The good news is that this sour mood has pushed dividend yields to nearly 4% for these blue chip stocks. But which one might make the better investment today? Let's take a closer look.
Continue Reading Below
P&G vs. Pepsi
|Company||Market Cap||Sales Growth||Operating Profit Margin||Dividend Yield|
|Procter & Gamble (NYSE: PG)||$183 billion||2%||15.7%||3.9%|
|PepsiCo (NASDAQ: PEP)||$137 billion||2%||16.5%||3.8%|
Unattractive operating trends
Neither company has enjoyed impressive operating trends lately. For Procter & Gamble, sales are stuck at a 2% growth pace thanks to weakness in the broader consumer staples industry and stubborn market share losses to price-based competition.
Despite having transformed its portfolio to focus on its most promising franchises like Tide detergent and Pampers diapers, P&G continues to grapple with disappointing growth. "We have large businesses in several difficult markets," CEO David Taylor told investors back in April as the company posted a sales expansion slowdown.
Pepsi executives aren't satisfied with their competitive positioning, either. While much of its global snack and beverage business is performing well, the company has been losing share to rival Coca-Cola in the core U.S. market for years now. In fact, the broader business would have grown at a robust 5% rate in the most recent quarter without the inclusion of U.S. beverage segment, which held that result down to just 2%.
Pepsi's rebound plan involves ramping up marketing spending to match the increased investments from Coke. The company also believes it is making good progress at tilting its portfolio away from low-growth niches like sugary drinks and traditional colas. P&G, meanwhile, has many efforts underway aimed at improving operating results, including transforming its supply chain and reorganizing its marketing approach. Management's core challenge is to tie all of these initiatives together and produce a sustained business uptick.
Solid cash returns

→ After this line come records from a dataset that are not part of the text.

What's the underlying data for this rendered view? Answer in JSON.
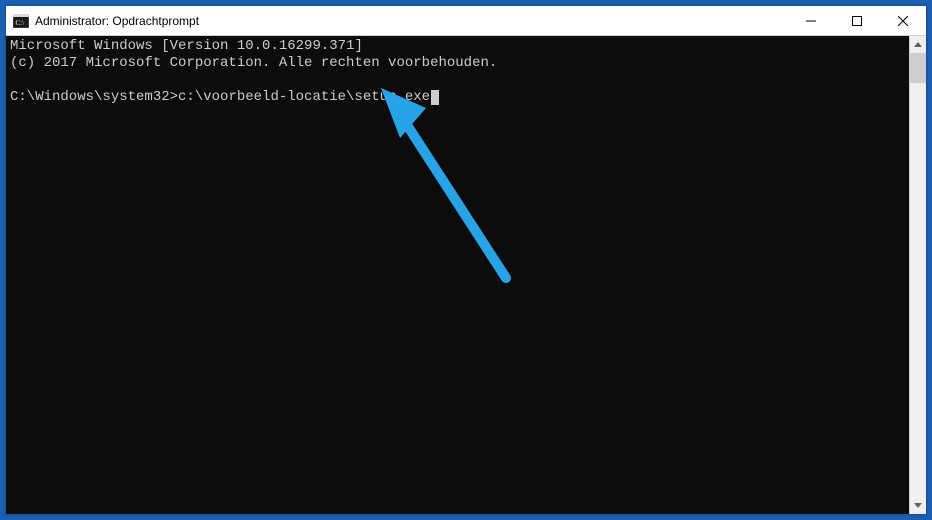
{
  "window": {
    "title": "Administrator: Opdrachtprompt"
  },
  "terminal": {
    "line1": "Microsoft Windows [Version 10.0.16299.371]",
    "line2": "(c) 2017 Microsoft Corporation. Alle rechten voorbehouden.",
    "blank": "",
    "prompt": "C:\\Windows\\system32>",
    "command": "c:\\voorbeeld-locatie\\setup.exe"
  }
}
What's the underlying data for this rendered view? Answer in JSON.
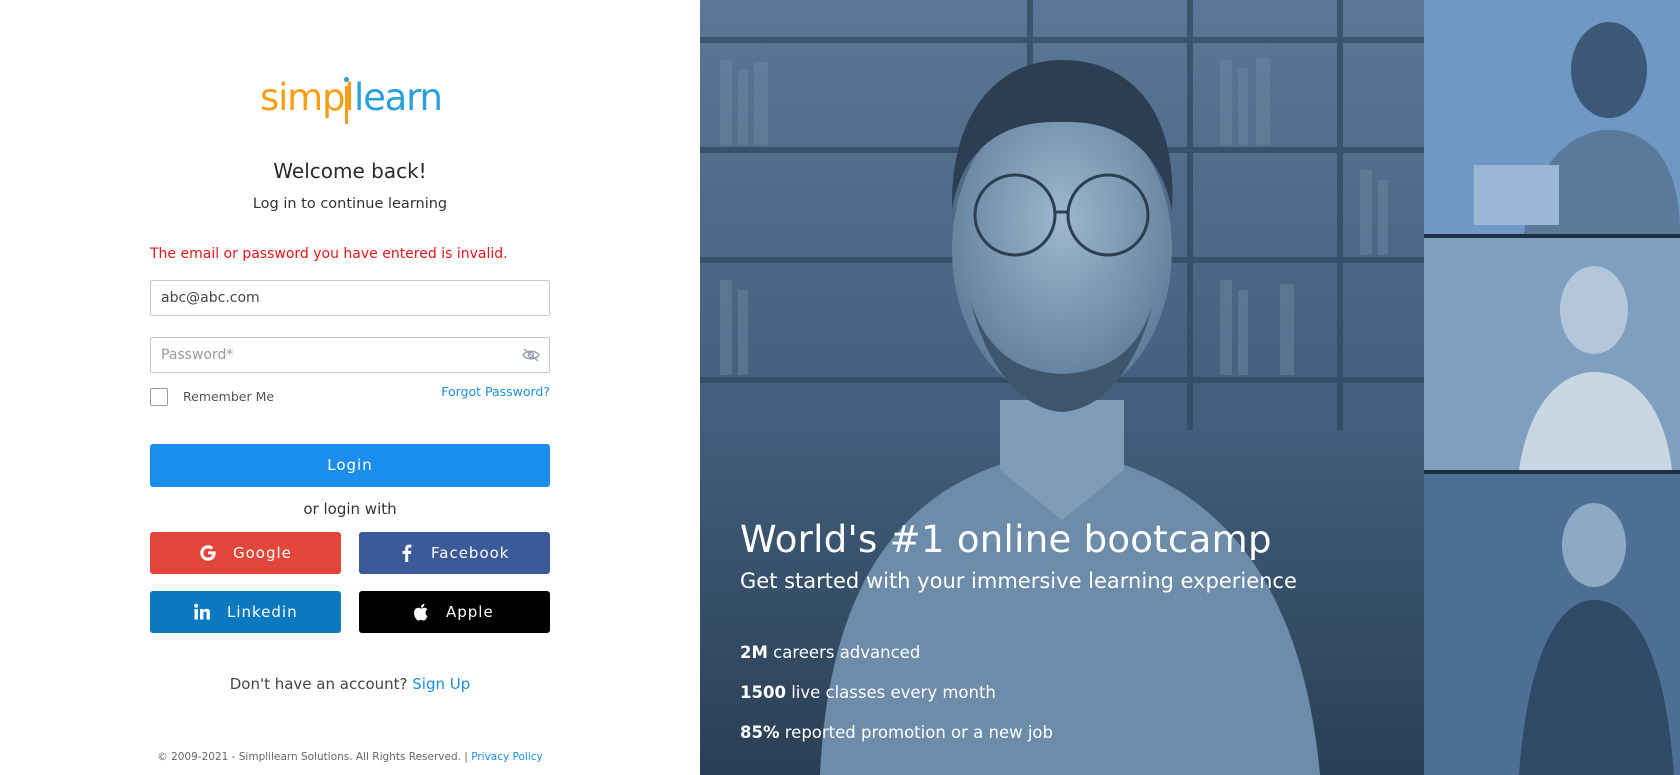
{
  "brand": {
    "logo_part1": "simpl",
    "logo_part2": "learn",
    "colors": {
      "orange": "#f6a01a",
      "blue": "#2aa1d8"
    }
  },
  "login": {
    "heading": "Welcome back!",
    "subheading": "Log in to continue learning",
    "error": "The email or password you have entered is invalid.",
    "email_value": "abc@abc.com",
    "password_placeholder": "Password*",
    "remember_label": "Remember Me",
    "forgot_label": "Forgot Password?",
    "login_button": "Login",
    "or_text": "or login with",
    "social": {
      "google": "Google",
      "facebook": "Facebook",
      "linkedin": "Linkedin",
      "apple": "Apple"
    },
    "signup_prompt": "Don't have an account?",
    "signup_link": "Sign Up",
    "footer_text": "© 2009-2021 - Simplilearn Solutions. All Rights Reserved. |",
    "footer_link": "Privacy Policy"
  },
  "hero": {
    "headline": "World's #1 online bootcamp",
    "tagline": "Get started with your immersive learning experience",
    "stats": [
      {
        "value": "2M",
        "label": "careers advanced"
      },
      {
        "value": "1500",
        "label": "live classes every month"
      },
      {
        "value": "85%",
        "label": "reported promotion or a new job"
      }
    ]
  },
  "colors": {
    "accent": "#1a8ded",
    "error": "#e4161b",
    "google": "#e2463a",
    "facebook": "#3b5a9a",
    "linkedin": "#0a79bf",
    "apple": "#000000"
  }
}
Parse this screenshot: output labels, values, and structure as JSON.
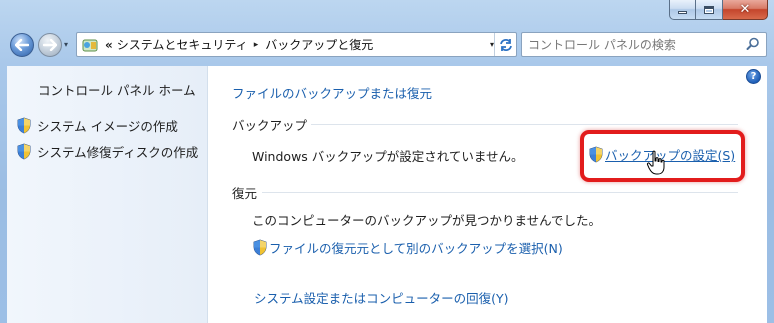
{
  "window": {
    "caption_buttons": {
      "minimize": "–",
      "maximize": "□",
      "close": "✕"
    }
  },
  "nav": {
    "back_icon": "back-arrow-icon",
    "forward_icon": "forward-arrow-icon",
    "breadcrumb_overflow": "«",
    "breadcrumbs": [
      "システムとセキュリティ",
      "バックアップと復元"
    ],
    "breadcrumb_separator": "▸",
    "dropdown_glyph": "▾",
    "refresh_glyph": "↻"
  },
  "search": {
    "placeholder": "コントロール パネルの検索"
  },
  "sidebar": {
    "home": "コントロール パネル ホーム",
    "items": [
      {
        "label": "システム イメージの作成",
        "icon": "uac-shield-icon"
      },
      {
        "label": "システム修復ディスクの作成",
        "icon": "uac-shield-icon"
      }
    ]
  },
  "main": {
    "help_glyph": "?",
    "heading_link": "ファイルのバックアップまたは復元",
    "backup": {
      "title": "バックアップ",
      "status": "Windows バックアップが設定されていません。",
      "setup_link": "バックアップの設定(S)"
    },
    "restore": {
      "title": "復元",
      "status": "このコンピューターのバックアップが見つかりませんでした。",
      "select_link": "ファイルの復元元として別のバックアップを選択(N)",
      "recover_link": "システム設定またはコンピューターの回復(Y)"
    }
  },
  "colors": {
    "link": "#1a5fad",
    "highlight": "#e21c1c",
    "sidebar_bg": "#eaf1fa"
  }
}
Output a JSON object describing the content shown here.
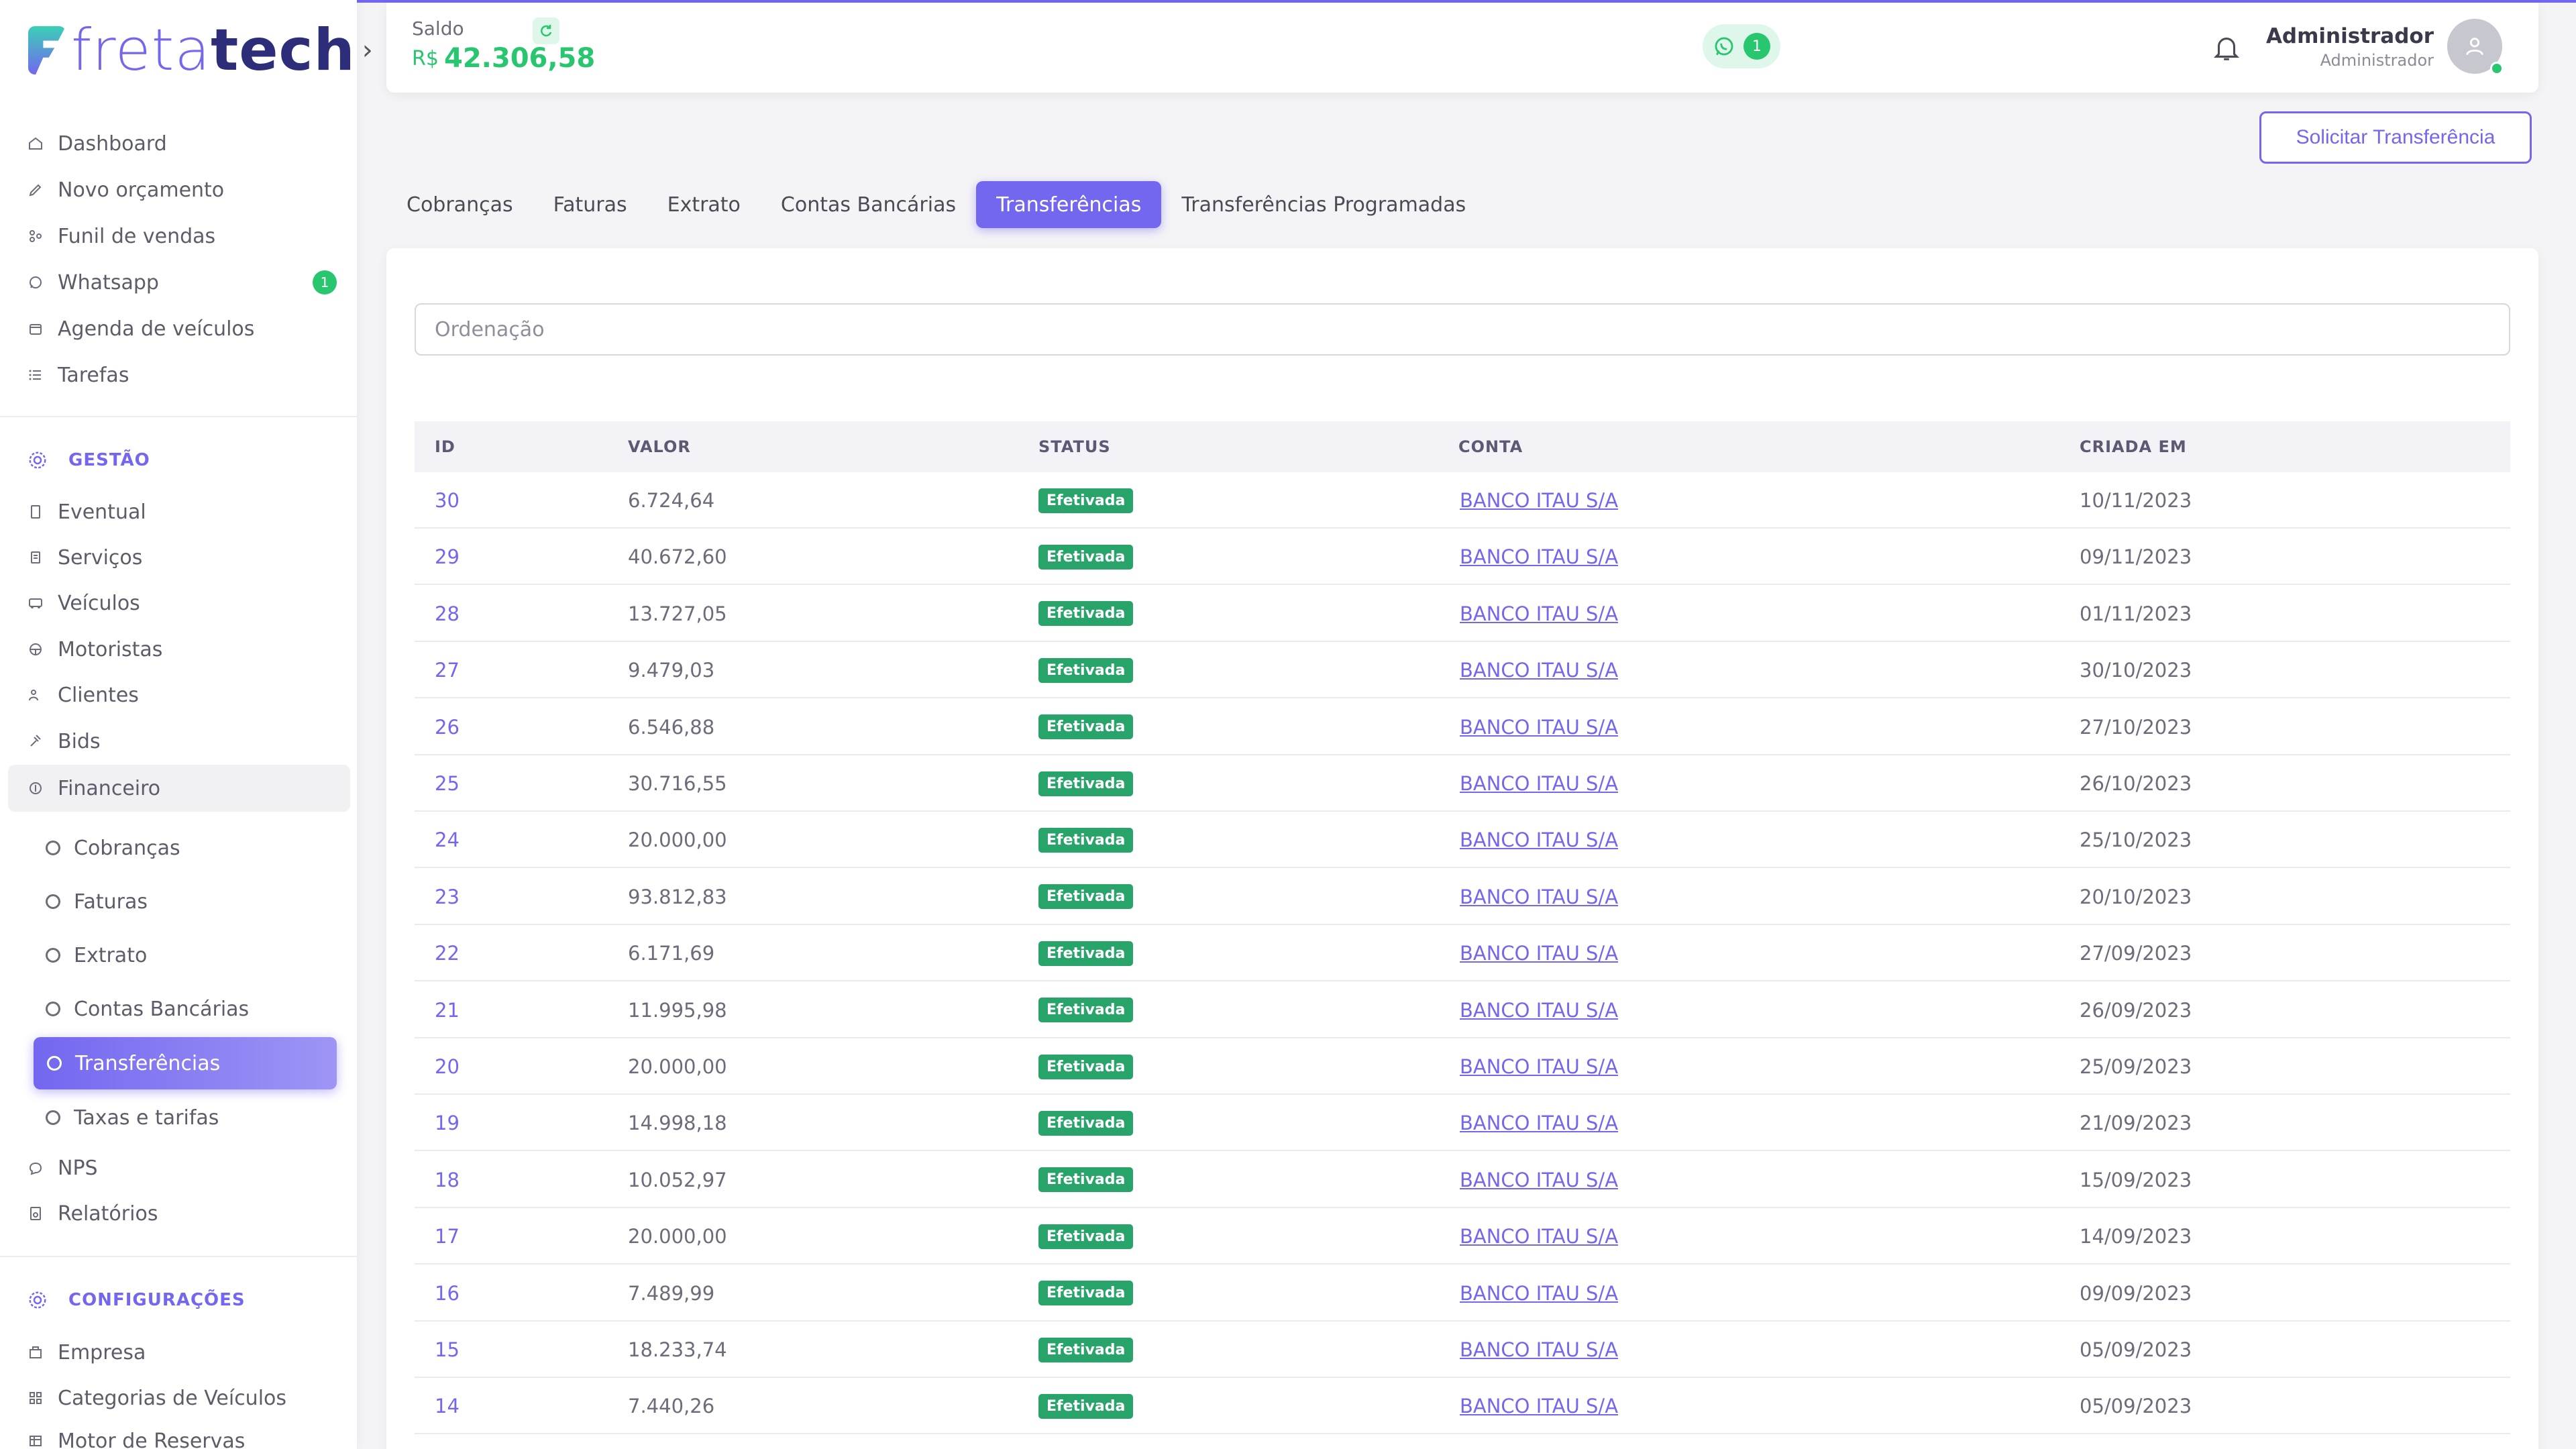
{
  "brand": {
    "name_light": "freta",
    "name_bold": "tech"
  },
  "sidebar": {
    "main_items": [
      {
        "label": "Dashboard"
      },
      {
        "label": "Novo orçamento"
      },
      {
        "label": "Funil de vendas"
      },
      {
        "label": "Whatsapp",
        "badge": "1"
      },
      {
        "label": "Agenda de veículos"
      },
      {
        "label": "Tarefas"
      }
    ],
    "gestao_title": "GESTÃO",
    "gestao_items": [
      {
        "label": "Eventual"
      },
      {
        "label": "Serviços"
      },
      {
        "label": "Veículos"
      },
      {
        "label": "Motoristas"
      },
      {
        "label": "Clientes"
      },
      {
        "label": "Bids"
      },
      {
        "label": "Financeiro"
      }
    ],
    "financeiro_sub": [
      {
        "label": "Cobranças"
      },
      {
        "label": "Faturas"
      },
      {
        "label": "Extrato"
      },
      {
        "label": "Contas Bancárias"
      },
      {
        "label": "Transferências"
      },
      {
        "label": "Taxas e tarifas"
      }
    ],
    "after_items": [
      {
        "label": "NPS"
      },
      {
        "label": "Relatórios"
      }
    ],
    "config_title": "CONFIGURAÇÕES",
    "config_items": [
      {
        "label": "Empresa"
      },
      {
        "label": "Categorias de Veículos"
      },
      {
        "label": "Motor de Reservas"
      }
    ]
  },
  "header": {
    "saldo_label": "Saldo",
    "saldo_currency": "R$",
    "saldo_value": "42.306,58",
    "whatsapp_count": "1",
    "user_name": "Administrador",
    "user_role": "Administrador"
  },
  "actions": {
    "solicitar_label": "Solicitar Transferência"
  },
  "tabs": [
    {
      "label": "Cobranças"
    },
    {
      "label": "Faturas"
    },
    {
      "label": "Extrato"
    },
    {
      "label": "Contas Bancárias"
    },
    {
      "label": "Transferências",
      "active": true
    },
    {
      "label": "Transferências Programadas"
    }
  ],
  "filter": {
    "placeholder": "Ordenação"
  },
  "table": {
    "headers": {
      "id": "ID",
      "valor": "VALOR",
      "status": "STATUS",
      "conta": "CONTA",
      "criada": "CRIADA EM"
    },
    "rows": [
      {
        "id": "30",
        "valor": "6.724,64",
        "status": "Efetivada",
        "conta": "BANCO ITAU S/A",
        "criada": "10/11/2023"
      },
      {
        "id": "29",
        "valor": "40.672,60",
        "status": "Efetivada",
        "conta": "BANCO ITAU S/A",
        "criada": "09/11/2023"
      },
      {
        "id": "28",
        "valor": "13.727,05",
        "status": "Efetivada",
        "conta": "BANCO ITAU S/A",
        "criada": "01/11/2023"
      },
      {
        "id": "27",
        "valor": "9.479,03",
        "status": "Efetivada",
        "conta": "BANCO ITAU S/A",
        "criada": "30/10/2023"
      },
      {
        "id": "26",
        "valor": "6.546,88",
        "status": "Efetivada",
        "conta": "BANCO ITAU S/A",
        "criada": "27/10/2023"
      },
      {
        "id": "25",
        "valor": "30.716,55",
        "status": "Efetivada",
        "conta": "BANCO ITAU S/A",
        "criada": "26/10/2023"
      },
      {
        "id": "24",
        "valor": "20.000,00",
        "status": "Efetivada",
        "conta": "BANCO ITAU S/A",
        "criada": "25/10/2023"
      },
      {
        "id": "23",
        "valor": "93.812,83",
        "status": "Efetivada",
        "conta": "BANCO ITAU S/A",
        "criada": "20/10/2023"
      },
      {
        "id": "22",
        "valor": "6.171,69",
        "status": "Efetivada",
        "conta": "BANCO ITAU S/A",
        "criada": "27/09/2023"
      },
      {
        "id": "21",
        "valor": "11.995,98",
        "status": "Efetivada",
        "conta": "BANCO ITAU S/A",
        "criada": "26/09/2023"
      },
      {
        "id": "20",
        "valor": "20.000,00",
        "status": "Efetivada",
        "conta": "BANCO ITAU S/A",
        "criada": "25/09/2023"
      },
      {
        "id": "19",
        "valor": "14.998,18",
        "status": "Efetivada",
        "conta": "BANCO ITAU S/A",
        "criada": "21/09/2023"
      },
      {
        "id": "18",
        "valor": "10.052,97",
        "status": "Efetivada",
        "conta": "BANCO ITAU S/A",
        "criada": "15/09/2023"
      },
      {
        "id": "17",
        "valor": "20.000,00",
        "status": "Efetivada",
        "conta": "BANCO ITAU S/A",
        "criada": "14/09/2023"
      },
      {
        "id": "16",
        "valor": "7.489,99",
        "status": "Efetivada",
        "conta": "BANCO ITAU S/A",
        "criada": "09/09/2023"
      },
      {
        "id": "15",
        "valor": "18.233,74",
        "status": "Efetivada",
        "conta": "BANCO ITAU S/A",
        "criada": "05/09/2023"
      },
      {
        "id": "14",
        "valor": "7.440,26",
        "status": "Efetivada",
        "conta": "BANCO ITAU S/A",
        "criada": "05/09/2023"
      }
    ]
  },
  "colors": {
    "accent": "#7367f0",
    "success": "#28c76f",
    "status_bg": "#28a36a"
  }
}
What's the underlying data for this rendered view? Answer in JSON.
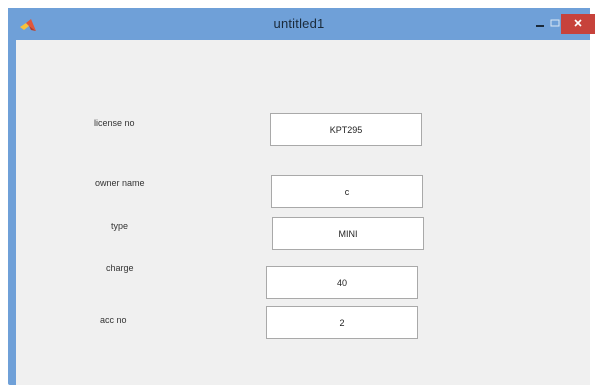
{
  "window": {
    "title": "untitled1",
    "accent_color": "#6fa0d8",
    "close_color": "#c7423b"
  },
  "icons": {
    "app": "matlab-logo-icon",
    "minimize": "minimize-icon",
    "maximize": "maximize-icon",
    "close": "close-icon"
  },
  "form": {
    "license_label": "license no",
    "license_value": "KPT295",
    "owner_label": "owner name",
    "owner_value": "c",
    "type_label": "type",
    "type_value": "MINI",
    "charge_label": "charge",
    "charge_value": "40",
    "acc_label": "acc no",
    "acc_value": "2"
  }
}
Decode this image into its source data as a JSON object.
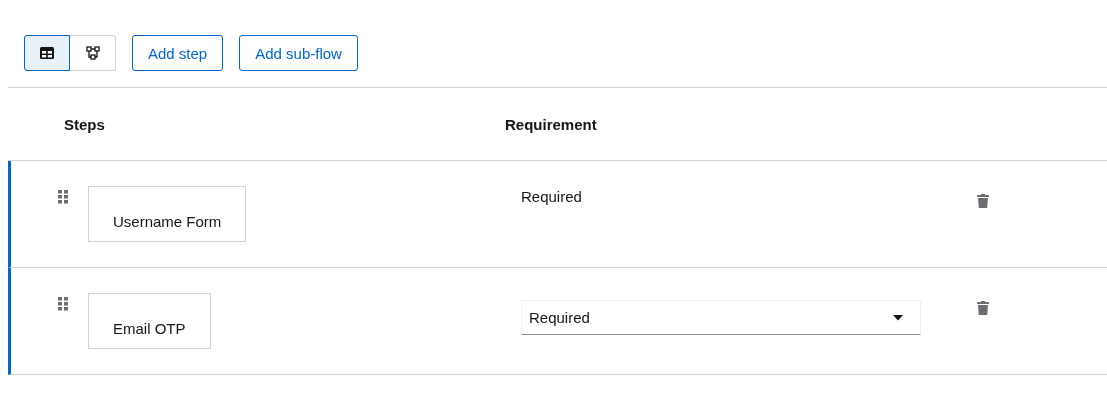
{
  "view_toggle": [
    {
      "kind": "table",
      "selected": true
    },
    {
      "kind": "diagram",
      "selected": false
    }
  ],
  "buttons": [
    "Add step",
    "Add sub-flow"
  ],
  "table": {
    "columns": [
      "Steps",
      "Requirement"
    ],
    "rows": [
      {
        "step": "Username Form",
        "requirement": {
          "kind": "text",
          "value": "Required"
        }
      },
      {
        "step": "Email OTP",
        "requirement": {
          "kind": "select",
          "value": "Required"
        }
      }
    ]
  }
}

Thanks to their dominant market positions and aggressive cost-cutting strategies, both companies promise to deliver significant cash returns to shareholders. However, Pepsi comes out ahead on this metric. Its dividend recently increased 15%, compared to P&G's 3% uptick, and management is expecting to ramp up stock repurchase spending over the next few quarters, while P&G is taking a step back from its aggressive buyback pace.
Both stocks pay a far more generous dividend yield than the S&P 500, and neither payout is in any danger of being cut or suspended.
Which is the right choice for you?
Pepsi is valued at 17 times the $5.70 per share of earnings it is expected to generate this year. For P&G, that valuation sits at a pricier 19 times expected profits.
That discount is just one reason why I believe Pepsi is the better buy today. The more important factor is its relatively clear rebound strategy. Yes, it faces stubborn growth challenges that are made worse by weak industry trends. However, its snack and international segments are doing well, and so it is easier to see how Pepsi can begin marching back toward 5% sales gains next year. P&G, on the other hand, hasn't yet found a strategic approach that shows it can return to its prior pace of modest market share gains in its key franchises.
10 stocks we like better than PepsiCoWhen investing geniuses David and Tom Gardner have a stock tip, it can pay to listen. After all, the newsletter they have run for over a decade, Motley Fool Stock Advisor, has quadrupled the market.*
David and Tom just revealed what they believe are the 10 best stocks for investors to buy right now... and PepsiCo wasn't one of them! That's right -- they think these 10 stocks are even better buys.
Click here to learn about these picks!
*Stock Advisor returns as of May 8, 2018